Summer gives pet parents a chance to spend time outdoors with their dogs. But unlike humans, who sweat to keep their bodies cool, dogs don’t have an efficient way to sweat and regulate their temperature. This is the reason why summer activities increase the risk of heat stroke and heat exhaustion. Heatstroke can be devastating for your four-legged friend, so you must know the warning signs and how to keep your dog cool throughout summer.
What Is Heat Stroke?
Heat stroke is a serious health condition that happens when your pet’s temperature is so high that its organs stop functioning. When this happens, the body’s ability to control its temperature fails. The main reason for heat stroke in dogs is spending time in the sun — in some cases, this can happen in less than an hour! Most cases of heat stroke occur during the summer months. But it can also happen if you keep your dog locked up in your car without any shade for many hours. In Florida, a vehicle can reach over 100 degrees in a matter of minutes, so it’s important that you never leave your dog in a car with the windows closed as your dog can easily overheat.
What Is Heat Exhaustion?
Heat exhaustion happens when a dog’s temperature rises above 103°F. But if the dog’s rectal temperature keeps on rising and goes above 106°, heat stroke could happen at any time and the dog’s heart could stop beating.
What Causes Dogs To Have Heat Stroke?
Dogs can’t sweat like humans do to release their excess body heat. The sweat glands in a dog’s paws cannot regulate body temperature. So, dogs release excess body heat by opening their mouths and breathing rapidly. This is most commonly called panting.
Normally, panting can expel excess heat, but sometimes it’s not enough and the risk of heat stroke increases. This usually occurs when the dog spends time outdoors during the peak of summer months.

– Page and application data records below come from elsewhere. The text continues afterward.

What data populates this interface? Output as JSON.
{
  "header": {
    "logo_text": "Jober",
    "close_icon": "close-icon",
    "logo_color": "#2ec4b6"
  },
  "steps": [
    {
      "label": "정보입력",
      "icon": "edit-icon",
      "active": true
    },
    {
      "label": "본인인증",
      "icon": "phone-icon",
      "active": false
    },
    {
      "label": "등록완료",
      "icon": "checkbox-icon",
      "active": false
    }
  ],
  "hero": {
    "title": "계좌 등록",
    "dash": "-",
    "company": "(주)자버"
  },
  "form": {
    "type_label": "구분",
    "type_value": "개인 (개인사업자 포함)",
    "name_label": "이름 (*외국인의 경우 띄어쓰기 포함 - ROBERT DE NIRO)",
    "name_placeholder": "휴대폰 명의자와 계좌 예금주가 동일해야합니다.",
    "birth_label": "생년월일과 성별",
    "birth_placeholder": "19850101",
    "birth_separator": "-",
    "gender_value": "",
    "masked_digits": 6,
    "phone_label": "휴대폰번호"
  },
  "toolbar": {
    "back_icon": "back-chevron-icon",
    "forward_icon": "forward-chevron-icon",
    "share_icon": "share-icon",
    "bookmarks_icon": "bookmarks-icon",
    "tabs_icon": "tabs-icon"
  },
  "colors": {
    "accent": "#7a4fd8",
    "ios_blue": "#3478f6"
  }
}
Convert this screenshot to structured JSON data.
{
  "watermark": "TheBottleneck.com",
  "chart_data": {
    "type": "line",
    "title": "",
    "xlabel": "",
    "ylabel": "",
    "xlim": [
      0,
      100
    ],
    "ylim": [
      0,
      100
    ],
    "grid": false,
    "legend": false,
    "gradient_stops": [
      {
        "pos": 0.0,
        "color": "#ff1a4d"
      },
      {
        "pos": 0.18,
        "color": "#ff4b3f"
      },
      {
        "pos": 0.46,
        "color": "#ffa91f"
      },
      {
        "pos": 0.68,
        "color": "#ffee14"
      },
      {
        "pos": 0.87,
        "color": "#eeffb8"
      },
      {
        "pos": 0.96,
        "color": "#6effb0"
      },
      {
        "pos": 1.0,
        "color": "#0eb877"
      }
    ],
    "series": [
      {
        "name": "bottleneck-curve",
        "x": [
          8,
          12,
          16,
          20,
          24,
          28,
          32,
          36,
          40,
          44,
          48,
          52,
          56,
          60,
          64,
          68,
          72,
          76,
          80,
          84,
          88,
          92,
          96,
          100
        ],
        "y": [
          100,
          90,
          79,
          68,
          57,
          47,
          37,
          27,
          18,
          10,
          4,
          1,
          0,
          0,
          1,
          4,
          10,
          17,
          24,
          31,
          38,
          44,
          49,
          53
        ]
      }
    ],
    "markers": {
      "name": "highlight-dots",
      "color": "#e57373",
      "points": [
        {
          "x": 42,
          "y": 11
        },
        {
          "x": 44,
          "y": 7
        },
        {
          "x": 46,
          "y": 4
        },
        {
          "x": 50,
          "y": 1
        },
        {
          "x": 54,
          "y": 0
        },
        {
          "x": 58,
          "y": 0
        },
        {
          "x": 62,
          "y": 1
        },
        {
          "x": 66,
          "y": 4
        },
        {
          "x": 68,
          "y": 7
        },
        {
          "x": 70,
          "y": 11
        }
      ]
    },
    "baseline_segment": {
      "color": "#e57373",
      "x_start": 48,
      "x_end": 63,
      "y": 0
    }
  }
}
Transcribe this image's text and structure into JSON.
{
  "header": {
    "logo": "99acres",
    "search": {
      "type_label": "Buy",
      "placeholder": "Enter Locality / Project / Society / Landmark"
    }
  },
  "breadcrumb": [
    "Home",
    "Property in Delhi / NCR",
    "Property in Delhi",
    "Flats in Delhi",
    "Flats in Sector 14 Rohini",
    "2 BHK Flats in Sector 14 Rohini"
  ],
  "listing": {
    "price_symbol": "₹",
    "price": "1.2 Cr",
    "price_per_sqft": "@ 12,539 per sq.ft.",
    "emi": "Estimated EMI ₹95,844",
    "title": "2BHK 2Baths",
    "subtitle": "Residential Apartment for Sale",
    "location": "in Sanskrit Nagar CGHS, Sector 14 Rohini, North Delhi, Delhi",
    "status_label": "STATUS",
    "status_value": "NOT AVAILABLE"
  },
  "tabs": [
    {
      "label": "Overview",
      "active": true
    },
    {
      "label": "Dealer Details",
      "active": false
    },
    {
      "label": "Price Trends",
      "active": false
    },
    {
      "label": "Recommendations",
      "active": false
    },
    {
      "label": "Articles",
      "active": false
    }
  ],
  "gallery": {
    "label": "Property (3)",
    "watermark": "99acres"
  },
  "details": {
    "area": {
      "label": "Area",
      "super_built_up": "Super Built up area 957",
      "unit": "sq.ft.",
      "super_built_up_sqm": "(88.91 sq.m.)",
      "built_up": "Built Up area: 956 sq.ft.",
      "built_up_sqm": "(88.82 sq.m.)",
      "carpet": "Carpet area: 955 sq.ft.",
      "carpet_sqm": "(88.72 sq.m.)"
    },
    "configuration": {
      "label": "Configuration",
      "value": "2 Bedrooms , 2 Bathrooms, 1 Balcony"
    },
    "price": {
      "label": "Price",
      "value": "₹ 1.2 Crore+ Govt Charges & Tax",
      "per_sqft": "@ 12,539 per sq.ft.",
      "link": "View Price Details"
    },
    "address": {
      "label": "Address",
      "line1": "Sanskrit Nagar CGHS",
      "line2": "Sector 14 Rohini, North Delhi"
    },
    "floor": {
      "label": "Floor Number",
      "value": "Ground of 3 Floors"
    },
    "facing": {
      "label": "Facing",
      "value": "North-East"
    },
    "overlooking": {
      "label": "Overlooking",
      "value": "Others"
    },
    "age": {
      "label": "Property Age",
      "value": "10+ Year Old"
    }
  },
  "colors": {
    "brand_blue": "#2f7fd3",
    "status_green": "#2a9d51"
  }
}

Are Dogs Sensitive To Heat?
It’s important to know that virtually all dogs are at risk of having heat stroke under intense heat. But certain breeds are more prone to heat stroke. This includes dogs that have a broad skull and relatively short limbs, such as:
- Shih Tzus
- Boston Terriers
In addition, dogs that have long hair or thick fur coats, as well as dogs that are a few weeks old or over seven years old, have a higher risk of developing heat stroke.
How To Prevent Heat Stroke In Dogs
Here are some tips to help you keep your dogs cool in the summer:
- Take cold water with you: This is an easy and efficient way to keep your dog from becoming dehydrated. Take a collapsible bowl along with you to give your pup water. Make sure your dog drinks at least 1.5 liters of water daily.
- Provide shade: Provide adequate shade with a sun umbrella, a doghouse or any structure that will protect them during summer.
- Use a towel to cool your dog: Keep a towel handy when you’re outdoors with your dog. Soak the towel in cold water and use it to wet the dog. You may also use a misting spray bottle that has cold water to ensure your dog stays cool all day.
Contact University Animal Clinic Today
If you need more ideas on how to keep your dog from experiencing heat exhaustion or heat stroke, contact us now at University Animal Clinic by calling 941-355-7707. We offer compassionate pet care at our AAHA-accredited vet hospital. Our practice provides service to pets in Sarasota, Bradenton and Lakewood Ranch.